Are Business Cards Dead?

Is a business card a necessity or an antique? Before you commit to print take a look at the pros and cons.
Getting Small Businesses Unstuck, Shafran Moltz Group
May 27, 2011

After shaking hands, one of the rituals of meeting in business is to exchange business cards. It's almost a reflex reaction. Over the years, business cards have changed in shape, size, colors and textures. At times, they have been miniature CDs, slabs of metal, and micro booklets. Sometimes, these variations are interesting and relevant, but many times, they are just silly in their attempt to stand out from the crowd and make a meaningful first impression.

In the world of electronic communication are business cards now dead?  Have the email signature lines and the Web links inside them replaced a card?  Will they go the way of paper stationary, writing letters and pay phone booths? Most people say that a business card is still necessary even just because it is a tough habit to break when meeting new people.

Complicating the business card debate is that many business people are now “independent contractors” that have to print their own cards instead of having them magically appear on their desks at their new office. Many people even have printed multiple cards to fit the many businesses or roles they may be pursuing at a particular point in time.

So what information should be still be on a business card or in an email signature line?

Still important:

  • Name
  • Company Name
  • E-mail Address
  • Website address
  • Office phone and cell phone: Who is at “the office” anymore?
  • Mailing Address: Have a real street address, even if it is the home office. P.O. boxes are still creepy.
  • Slogans: Separates what the company does from the rest of the market. Think of it as the “unique selling proposition”.

Newly important:

  • Social media handles for Facebook, Twitter, and LinkedIn: This makes it easier for customers and prospects to connect with you.
  • QR codes: a great way to tell a bigger story right at the mobile device.

Not important:

  • Fax: Almost as dead as paper stationary.
  • Titles: Be careful of being “the one man band” and having the title of CEO. It looks pompous.
  • Pagers: Unless you are a doctor or a bicycle messenger, leave it off.


  • Misspellings: Have the card proofread. Receiving a card at a networking event where the person’s title is misspelled as “principle” instead of “principal” is a fatal mistake.
  • Print that is too small: 95 percent of the population over age 35 need reading glasses. They shouldn’t need to put them on to read a business card.
  • E-mail: It’s fine to use a free service like Yahoo! as a back-end mail server, but spend some money to get an account that looks more professional. While may be functional, it is very amateurish. Get an address that includes the company’s domain name and forward it to your Yahoo! address if necessary.
  • Home numbers: It sets a bad precedent.
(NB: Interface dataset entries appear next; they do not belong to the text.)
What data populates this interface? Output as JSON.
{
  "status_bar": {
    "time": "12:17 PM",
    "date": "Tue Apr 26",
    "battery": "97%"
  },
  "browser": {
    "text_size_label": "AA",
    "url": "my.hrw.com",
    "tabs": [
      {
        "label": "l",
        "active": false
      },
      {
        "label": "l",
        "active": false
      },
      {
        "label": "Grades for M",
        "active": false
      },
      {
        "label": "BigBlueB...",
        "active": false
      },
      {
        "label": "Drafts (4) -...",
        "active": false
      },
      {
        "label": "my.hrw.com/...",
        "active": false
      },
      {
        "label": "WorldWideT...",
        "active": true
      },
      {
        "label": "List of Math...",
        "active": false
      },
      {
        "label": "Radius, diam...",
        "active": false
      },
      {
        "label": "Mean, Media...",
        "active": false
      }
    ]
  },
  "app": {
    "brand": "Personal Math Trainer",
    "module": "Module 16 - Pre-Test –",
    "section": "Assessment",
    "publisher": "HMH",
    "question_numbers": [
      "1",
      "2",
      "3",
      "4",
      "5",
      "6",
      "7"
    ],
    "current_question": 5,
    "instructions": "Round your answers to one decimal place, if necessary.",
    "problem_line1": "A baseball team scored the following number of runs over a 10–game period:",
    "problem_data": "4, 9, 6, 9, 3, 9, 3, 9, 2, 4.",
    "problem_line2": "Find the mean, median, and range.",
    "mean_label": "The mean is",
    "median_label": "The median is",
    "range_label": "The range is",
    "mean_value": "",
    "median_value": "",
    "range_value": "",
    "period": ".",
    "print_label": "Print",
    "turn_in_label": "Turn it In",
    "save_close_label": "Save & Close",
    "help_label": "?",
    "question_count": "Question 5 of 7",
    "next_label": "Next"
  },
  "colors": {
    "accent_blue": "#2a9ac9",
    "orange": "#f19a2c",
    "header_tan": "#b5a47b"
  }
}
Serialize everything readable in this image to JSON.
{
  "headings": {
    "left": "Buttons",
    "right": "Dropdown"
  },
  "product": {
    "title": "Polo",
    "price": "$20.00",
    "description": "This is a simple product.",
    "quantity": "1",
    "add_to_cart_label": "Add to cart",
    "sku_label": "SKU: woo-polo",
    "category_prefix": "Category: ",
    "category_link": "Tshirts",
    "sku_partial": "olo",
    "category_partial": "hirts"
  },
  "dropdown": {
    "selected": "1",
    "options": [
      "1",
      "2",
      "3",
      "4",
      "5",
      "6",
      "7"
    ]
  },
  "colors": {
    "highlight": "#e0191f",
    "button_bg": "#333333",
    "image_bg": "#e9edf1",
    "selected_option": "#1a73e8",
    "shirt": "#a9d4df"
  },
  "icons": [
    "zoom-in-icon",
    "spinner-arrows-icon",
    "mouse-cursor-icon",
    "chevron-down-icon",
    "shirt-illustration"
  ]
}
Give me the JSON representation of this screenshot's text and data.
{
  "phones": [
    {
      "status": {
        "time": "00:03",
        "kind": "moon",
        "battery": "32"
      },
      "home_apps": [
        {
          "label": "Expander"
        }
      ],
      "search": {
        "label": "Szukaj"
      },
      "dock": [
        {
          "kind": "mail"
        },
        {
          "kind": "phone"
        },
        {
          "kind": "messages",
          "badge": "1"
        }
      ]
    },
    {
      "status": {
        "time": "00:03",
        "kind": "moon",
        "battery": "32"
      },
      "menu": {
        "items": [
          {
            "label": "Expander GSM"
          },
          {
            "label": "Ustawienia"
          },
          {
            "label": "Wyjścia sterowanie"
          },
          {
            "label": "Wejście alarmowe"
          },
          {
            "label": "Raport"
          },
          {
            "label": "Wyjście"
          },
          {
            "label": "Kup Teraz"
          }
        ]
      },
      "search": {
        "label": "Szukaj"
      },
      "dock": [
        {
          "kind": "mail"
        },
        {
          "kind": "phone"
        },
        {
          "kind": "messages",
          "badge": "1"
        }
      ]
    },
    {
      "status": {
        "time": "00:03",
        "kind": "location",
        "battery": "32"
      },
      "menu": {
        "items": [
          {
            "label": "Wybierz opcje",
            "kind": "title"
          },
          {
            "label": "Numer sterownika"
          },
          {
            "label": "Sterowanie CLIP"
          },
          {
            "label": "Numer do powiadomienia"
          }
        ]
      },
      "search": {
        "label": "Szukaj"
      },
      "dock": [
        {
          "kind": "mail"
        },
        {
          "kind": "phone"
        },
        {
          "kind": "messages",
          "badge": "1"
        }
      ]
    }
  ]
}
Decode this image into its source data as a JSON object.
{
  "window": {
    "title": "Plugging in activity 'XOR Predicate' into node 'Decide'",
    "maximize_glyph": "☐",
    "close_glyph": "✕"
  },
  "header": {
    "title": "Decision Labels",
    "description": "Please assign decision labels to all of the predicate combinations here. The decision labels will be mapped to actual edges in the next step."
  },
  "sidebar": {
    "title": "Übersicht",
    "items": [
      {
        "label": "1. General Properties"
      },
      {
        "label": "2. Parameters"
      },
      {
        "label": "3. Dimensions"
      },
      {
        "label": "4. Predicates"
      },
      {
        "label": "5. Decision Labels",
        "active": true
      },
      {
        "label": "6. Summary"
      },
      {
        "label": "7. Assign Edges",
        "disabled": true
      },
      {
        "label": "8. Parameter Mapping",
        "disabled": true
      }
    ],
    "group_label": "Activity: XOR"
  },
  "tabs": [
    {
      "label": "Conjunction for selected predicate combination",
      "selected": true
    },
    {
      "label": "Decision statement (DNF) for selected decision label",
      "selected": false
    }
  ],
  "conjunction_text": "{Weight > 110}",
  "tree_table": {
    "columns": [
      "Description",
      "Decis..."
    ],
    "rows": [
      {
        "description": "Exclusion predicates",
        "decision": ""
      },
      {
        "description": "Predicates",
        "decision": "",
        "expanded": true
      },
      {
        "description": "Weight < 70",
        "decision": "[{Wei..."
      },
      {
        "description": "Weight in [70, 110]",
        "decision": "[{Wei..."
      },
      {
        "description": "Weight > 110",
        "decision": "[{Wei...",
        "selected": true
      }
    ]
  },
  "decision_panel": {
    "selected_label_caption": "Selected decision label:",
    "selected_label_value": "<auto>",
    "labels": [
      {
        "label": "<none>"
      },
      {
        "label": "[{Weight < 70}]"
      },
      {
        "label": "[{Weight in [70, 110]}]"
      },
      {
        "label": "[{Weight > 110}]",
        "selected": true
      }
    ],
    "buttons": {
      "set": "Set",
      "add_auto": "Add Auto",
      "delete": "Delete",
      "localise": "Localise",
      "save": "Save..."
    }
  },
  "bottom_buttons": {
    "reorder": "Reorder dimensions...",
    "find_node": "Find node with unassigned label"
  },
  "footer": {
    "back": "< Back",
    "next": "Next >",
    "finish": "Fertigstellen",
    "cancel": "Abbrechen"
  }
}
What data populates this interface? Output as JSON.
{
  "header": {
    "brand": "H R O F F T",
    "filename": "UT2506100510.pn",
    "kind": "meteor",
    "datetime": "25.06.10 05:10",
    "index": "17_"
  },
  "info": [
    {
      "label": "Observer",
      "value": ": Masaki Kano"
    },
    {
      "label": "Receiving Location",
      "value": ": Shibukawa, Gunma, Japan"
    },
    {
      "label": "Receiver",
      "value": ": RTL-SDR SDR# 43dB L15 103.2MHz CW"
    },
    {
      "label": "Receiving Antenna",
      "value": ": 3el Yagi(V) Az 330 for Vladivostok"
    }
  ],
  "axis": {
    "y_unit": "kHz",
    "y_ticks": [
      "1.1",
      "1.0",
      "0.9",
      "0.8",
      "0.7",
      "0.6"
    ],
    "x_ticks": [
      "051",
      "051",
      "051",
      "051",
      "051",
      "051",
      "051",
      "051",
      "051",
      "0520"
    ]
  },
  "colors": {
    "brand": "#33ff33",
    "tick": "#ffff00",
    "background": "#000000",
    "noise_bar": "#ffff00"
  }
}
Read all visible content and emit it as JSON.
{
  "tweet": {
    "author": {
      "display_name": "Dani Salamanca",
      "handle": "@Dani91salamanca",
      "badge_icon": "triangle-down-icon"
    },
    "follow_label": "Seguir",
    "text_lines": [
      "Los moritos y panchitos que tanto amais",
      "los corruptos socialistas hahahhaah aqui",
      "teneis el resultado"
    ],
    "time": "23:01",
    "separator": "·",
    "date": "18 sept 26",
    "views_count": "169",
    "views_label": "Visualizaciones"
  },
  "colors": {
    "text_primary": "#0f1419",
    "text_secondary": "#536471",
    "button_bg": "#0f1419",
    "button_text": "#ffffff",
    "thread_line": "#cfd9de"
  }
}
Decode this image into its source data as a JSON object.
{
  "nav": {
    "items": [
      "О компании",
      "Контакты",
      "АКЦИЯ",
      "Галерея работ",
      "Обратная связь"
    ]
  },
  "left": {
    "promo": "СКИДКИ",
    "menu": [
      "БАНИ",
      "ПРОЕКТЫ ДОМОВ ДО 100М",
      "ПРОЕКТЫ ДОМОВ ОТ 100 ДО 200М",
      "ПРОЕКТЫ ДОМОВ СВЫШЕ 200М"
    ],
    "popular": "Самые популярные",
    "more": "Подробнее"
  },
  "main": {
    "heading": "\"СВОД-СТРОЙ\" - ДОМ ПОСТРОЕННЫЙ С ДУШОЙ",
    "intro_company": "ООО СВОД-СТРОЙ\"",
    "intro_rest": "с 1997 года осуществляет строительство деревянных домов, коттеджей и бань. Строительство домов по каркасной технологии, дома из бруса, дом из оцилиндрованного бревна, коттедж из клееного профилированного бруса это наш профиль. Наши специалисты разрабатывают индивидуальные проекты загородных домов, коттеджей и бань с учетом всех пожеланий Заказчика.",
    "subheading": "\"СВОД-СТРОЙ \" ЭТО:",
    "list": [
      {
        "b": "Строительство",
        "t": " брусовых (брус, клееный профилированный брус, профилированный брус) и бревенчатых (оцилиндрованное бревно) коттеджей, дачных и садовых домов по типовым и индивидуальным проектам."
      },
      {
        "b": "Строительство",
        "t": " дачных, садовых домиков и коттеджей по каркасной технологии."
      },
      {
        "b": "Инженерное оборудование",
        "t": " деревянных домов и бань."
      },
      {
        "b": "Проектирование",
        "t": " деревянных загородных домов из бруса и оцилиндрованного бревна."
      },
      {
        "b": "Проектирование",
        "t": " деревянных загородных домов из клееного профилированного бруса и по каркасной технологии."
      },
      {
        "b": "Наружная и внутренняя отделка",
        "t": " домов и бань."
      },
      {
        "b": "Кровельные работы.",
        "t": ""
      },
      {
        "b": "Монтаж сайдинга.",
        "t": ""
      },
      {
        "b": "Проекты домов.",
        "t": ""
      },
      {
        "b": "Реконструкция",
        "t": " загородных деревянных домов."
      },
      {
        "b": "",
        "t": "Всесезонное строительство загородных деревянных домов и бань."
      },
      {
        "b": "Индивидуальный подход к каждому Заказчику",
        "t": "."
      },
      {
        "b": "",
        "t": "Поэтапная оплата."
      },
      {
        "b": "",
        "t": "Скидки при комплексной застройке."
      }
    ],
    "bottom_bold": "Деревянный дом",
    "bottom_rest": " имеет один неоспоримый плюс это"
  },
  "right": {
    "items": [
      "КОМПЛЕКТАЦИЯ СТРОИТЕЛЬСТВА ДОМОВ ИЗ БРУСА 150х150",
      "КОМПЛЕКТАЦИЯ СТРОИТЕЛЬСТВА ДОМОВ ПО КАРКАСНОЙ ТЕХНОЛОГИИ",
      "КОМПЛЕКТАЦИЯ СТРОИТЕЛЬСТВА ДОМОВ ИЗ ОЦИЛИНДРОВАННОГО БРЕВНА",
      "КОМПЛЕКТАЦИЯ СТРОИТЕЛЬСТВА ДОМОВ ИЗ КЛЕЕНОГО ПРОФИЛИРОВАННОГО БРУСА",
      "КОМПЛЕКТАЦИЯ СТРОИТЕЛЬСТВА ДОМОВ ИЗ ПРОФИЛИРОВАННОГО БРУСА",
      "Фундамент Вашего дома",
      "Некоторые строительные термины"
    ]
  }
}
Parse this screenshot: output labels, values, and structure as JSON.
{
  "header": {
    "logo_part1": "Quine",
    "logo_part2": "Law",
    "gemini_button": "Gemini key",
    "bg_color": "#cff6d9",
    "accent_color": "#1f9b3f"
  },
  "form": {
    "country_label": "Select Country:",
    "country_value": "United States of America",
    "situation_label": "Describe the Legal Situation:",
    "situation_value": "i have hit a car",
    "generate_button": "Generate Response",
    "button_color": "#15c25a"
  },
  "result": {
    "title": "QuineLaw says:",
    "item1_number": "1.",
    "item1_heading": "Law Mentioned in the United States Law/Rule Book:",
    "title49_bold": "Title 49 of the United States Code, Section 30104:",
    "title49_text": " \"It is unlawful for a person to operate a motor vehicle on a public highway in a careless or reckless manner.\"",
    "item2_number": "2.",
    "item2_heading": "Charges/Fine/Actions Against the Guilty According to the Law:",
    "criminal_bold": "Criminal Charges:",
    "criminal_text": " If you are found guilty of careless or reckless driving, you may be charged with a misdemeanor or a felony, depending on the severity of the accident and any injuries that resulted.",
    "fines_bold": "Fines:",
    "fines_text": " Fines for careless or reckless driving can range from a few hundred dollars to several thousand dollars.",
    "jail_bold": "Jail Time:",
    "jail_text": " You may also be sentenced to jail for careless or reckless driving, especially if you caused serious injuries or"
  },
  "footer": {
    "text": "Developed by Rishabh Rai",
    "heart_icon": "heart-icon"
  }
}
Remember that the business card is not an art installation. Don’t reinvent what has worked for years. If a business card is still important, grab ten favorite examples. Study them by noticing their font choices including type size and color combinations. Although the logos and paper stocks vary, good business cards are very simple. Forget the gimmicks. Simple business cards still work.